— What you will do —
Make an exact copy of the data below, leaving out every picture.

Data entries
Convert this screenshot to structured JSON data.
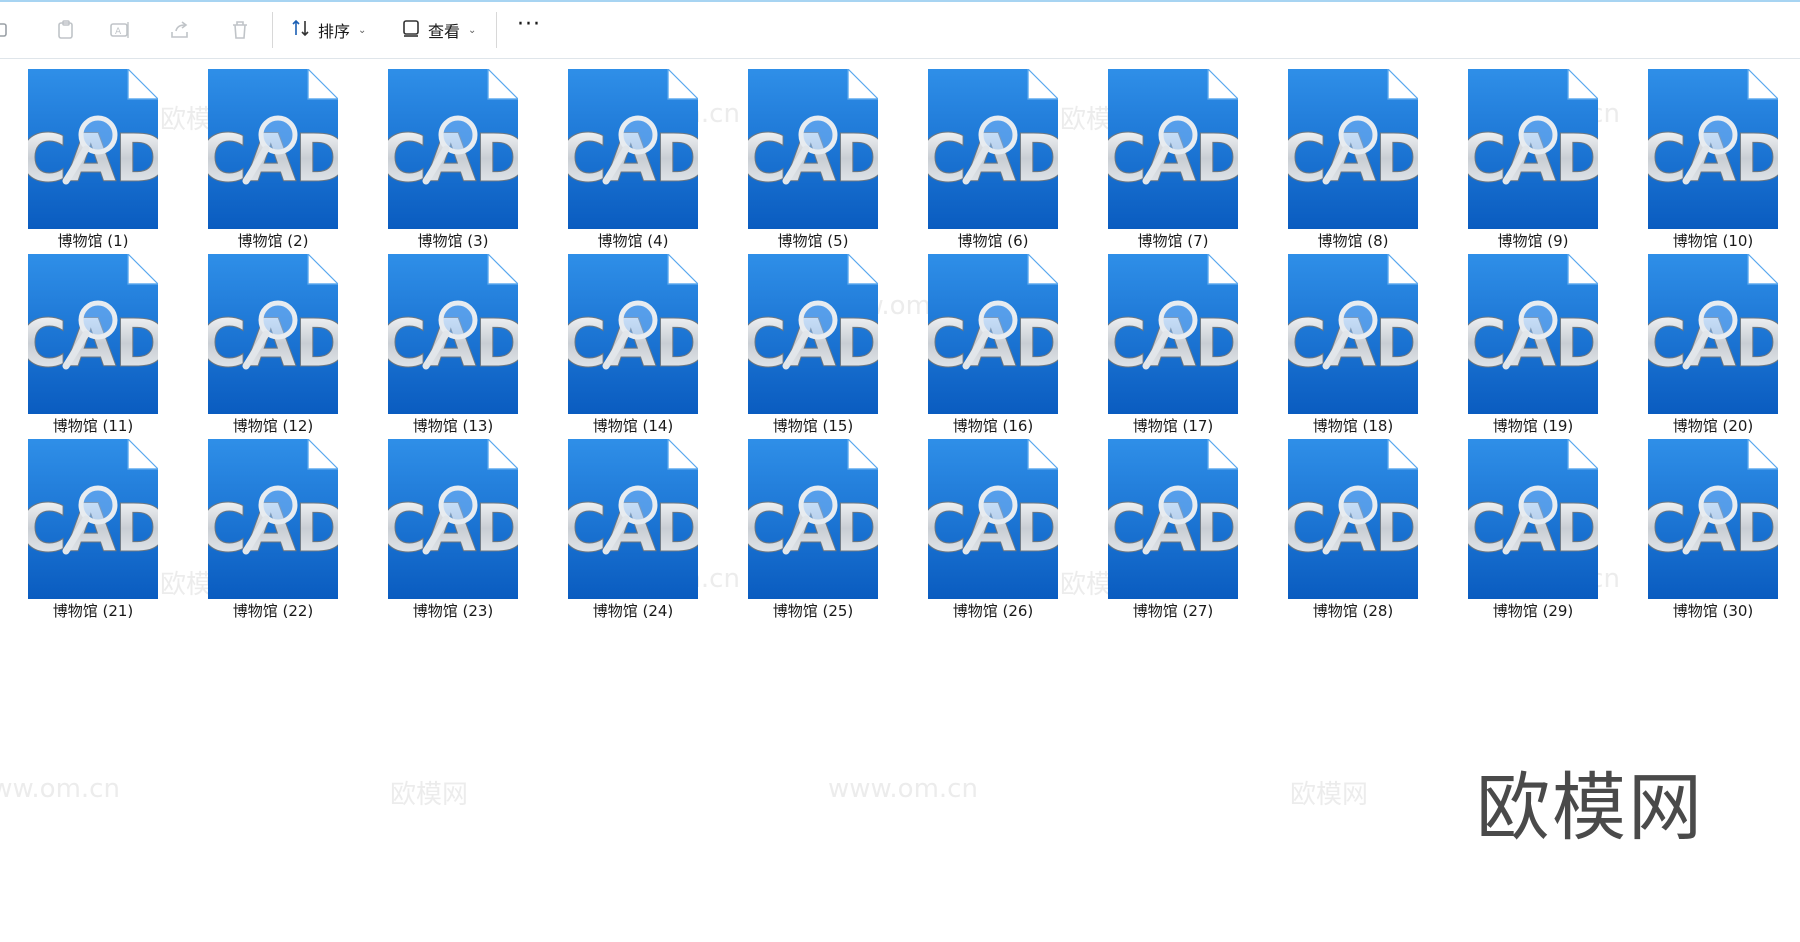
{
  "toolbar": {
    "icons": [
      "copy-icon",
      "paste-icon",
      "rename-icon",
      "share-icon",
      "delete-icon"
    ],
    "sort_label": "排序",
    "view_label": "查看",
    "more_label": "···"
  },
  "files": [
    "博物馆 (1)",
    "博物馆 (2)",
    "博物馆 (3)",
    "博物馆 (4)",
    "博物馆 (5)",
    "博物馆 (6)",
    "博物馆 (7)",
    "博物馆 (8)",
    "博物馆 (9)",
    "博物馆 (10)",
    "博物馆 (11)",
    "博物馆 (12)",
    "博物馆 (13)",
    "博物馆 (14)",
    "博物馆 (15)",
    "博物馆 (16)",
    "博物馆 (17)",
    "博物馆 (18)",
    "博物馆 (19)",
    "博物馆 (20)",
    "博物馆 (21)",
    "博物馆 (22)",
    "博物馆 (23)",
    "博物馆 (24)",
    "博物馆 (25)",
    "博物馆 (26)",
    "博物馆 (27)",
    "博物馆 (28)",
    "博物馆 (29)",
    "博物馆 (30)"
  ],
  "file_icon_text": "CAD",
  "watermark": {
    "site": "www.om.cn",
    "brand": "欧模网",
    "corner_logo": "欧模网"
  },
  "colors": {
    "icon_blue_light": "#2f8fe8",
    "icon_blue_dark": "#0a5cc0",
    "accent_line": "#a7d4f2"
  }
}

— Answer space —
Convert this screenshot to structured JSON data.
{
  "toolbar": {
    "icons": [
      "copy-icon",
      "paste-icon",
      "rename-icon",
      "share-icon",
      "delete-icon"
    ],
    "sort_label": "排序",
    "view_label": "查看",
    "more_label": "···"
  },
  "files": [
    "博物馆 (1)",
    "博物馆 (2)",
    "博物馆 (3)",
    "博物馆 (4)",
    "博物馆 (5)",
    "博物馆 (6)",
    "博物馆 (7)",
    "博物馆 (8)",
    "博物馆 (9)",
    "博物馆 (10)",
    "博物馆 (11)",
    "博物馆 (12)",
    "博物馆 (13)",
    "博物馆 (14)",
    "博物馆 (15)",
    "博物馆 (16)",
    "博物馆 (17)",
    "博物馆 (18)",
    "博物馆 (19)",
    "博物馆 (20)",
    "博物馆 (21)",
    "博物馆 (22)",
    "博物馆 (23)",
    "博物馆 (24)",
    "博物馆 (25)",
    "博物馆 (26)",
    "博物馆 (27)",
    "博物馆 (28)",
    "博物馆 (29)",
    "博物馆 (30)"
  ],
  "file_icon_text": "CAD",
  "watermark": {
    "site": "www.om.cn",
    "brand": "欧模网",
    "corner_logo": "欧模网"
  },
  "colors": {
    "icon_blue_light": "#2f8fe8",
    "icon_blue_dark": "#0a5cc0",
    "accent_line": "#a7d4f2"
  }
}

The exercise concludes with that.